**THE RECORDS:**

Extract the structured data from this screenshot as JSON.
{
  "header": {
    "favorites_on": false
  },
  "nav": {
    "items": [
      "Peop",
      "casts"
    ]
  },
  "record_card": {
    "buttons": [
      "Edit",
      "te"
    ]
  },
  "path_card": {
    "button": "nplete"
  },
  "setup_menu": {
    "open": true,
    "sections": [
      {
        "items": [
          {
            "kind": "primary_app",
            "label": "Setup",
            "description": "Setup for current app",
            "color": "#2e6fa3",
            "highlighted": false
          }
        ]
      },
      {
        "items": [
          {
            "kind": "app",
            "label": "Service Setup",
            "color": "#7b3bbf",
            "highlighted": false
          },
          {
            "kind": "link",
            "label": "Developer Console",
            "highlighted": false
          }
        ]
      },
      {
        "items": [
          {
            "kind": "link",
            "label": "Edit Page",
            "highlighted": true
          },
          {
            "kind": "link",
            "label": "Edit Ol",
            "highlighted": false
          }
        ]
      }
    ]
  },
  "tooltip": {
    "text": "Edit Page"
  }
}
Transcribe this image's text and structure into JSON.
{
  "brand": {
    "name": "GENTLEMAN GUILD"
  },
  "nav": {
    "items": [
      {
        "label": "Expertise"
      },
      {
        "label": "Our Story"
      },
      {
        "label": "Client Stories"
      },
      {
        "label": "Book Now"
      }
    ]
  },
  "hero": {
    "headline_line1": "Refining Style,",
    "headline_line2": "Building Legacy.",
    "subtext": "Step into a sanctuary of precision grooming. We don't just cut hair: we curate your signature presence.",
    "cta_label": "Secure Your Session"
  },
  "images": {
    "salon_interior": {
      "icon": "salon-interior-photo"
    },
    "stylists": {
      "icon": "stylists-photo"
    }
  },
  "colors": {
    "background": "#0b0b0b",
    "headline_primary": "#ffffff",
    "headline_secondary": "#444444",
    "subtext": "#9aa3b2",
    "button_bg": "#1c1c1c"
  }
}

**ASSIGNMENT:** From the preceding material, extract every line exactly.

**RESPONSE AREA:**
Extract the structured data from this screenshot as JSON.
{
  "header": {
    "favorites_on": false
  },
  "nav": {
    "items": [
      "Peop",
      "casts"
    ]
  },
  "record_card": {
    "buttons": [
      "Edit",
      "te"
    ]
  },
  "path_card": {
    "button": "nplete"
  },
  "setup_menu": {
    "open": true,
    "sections": [
      {
        "items": [
          {
            "kind": "primary_app",
            "label": "Setup",
            "description": "Setup for current app",
            "color": "#2e6fa3",
            "highlighted": false
          }
        ]
      },
      {
        "items": [
          {
            "kind": "app",
            "label": "Service Setup",
            "color": "#7b3bbf",
            "highlighted": false
          },
          {
            "kind": "link",
            "label": "Developer Console",
            "highlighted": false
          }
        ]
      },
      {
        "items": [
          {
            "kind": "link",
            "label": "Edit Page",
            "highlighted": true
          },
          {
            "kind": "link",
            "label": "Edit Ol",
            "highlighted": false
          }
        ]
      }
    ]
  },
  "tooltip": {
    "text": "Edit Page"
  }
}
Transcribe this image's text and structure into JSON.
{
  "brand": {
    "name": "GENTLEMAN GUILD"
  },
  "nav": {
    "items": [
      {
        "label": "Expertise"
      },
      {
        "label": "Our Story"
      },
      {
        "label": "Client Stories"
      },
      {
        "label": "Book Now"
      }
    ]
  },
  "hero": {
    "headline_line1": "Refining Style,",
    "headline_line2": "Building Legacy.",
    "subtext": "Step into a sanctuary of precision grooming. We don't just cut hair: we curate your signature presence.",
    "cta_label": "Secure Your Session"
  },
  "images": {
    "salon_interior": {
      "icon": "salon-interior-photo"
    },
    "stylists": {
      "icon": "stylists-photo"
    }
  },
  "colors": {
    "background": "#0b0b0b",
    "headline_primary": "#ffffff",
    "headline_secondary": "#444444",
    "subtext": "#9aa3b2",
    "button_bg": "#1c1c1c"
  }
}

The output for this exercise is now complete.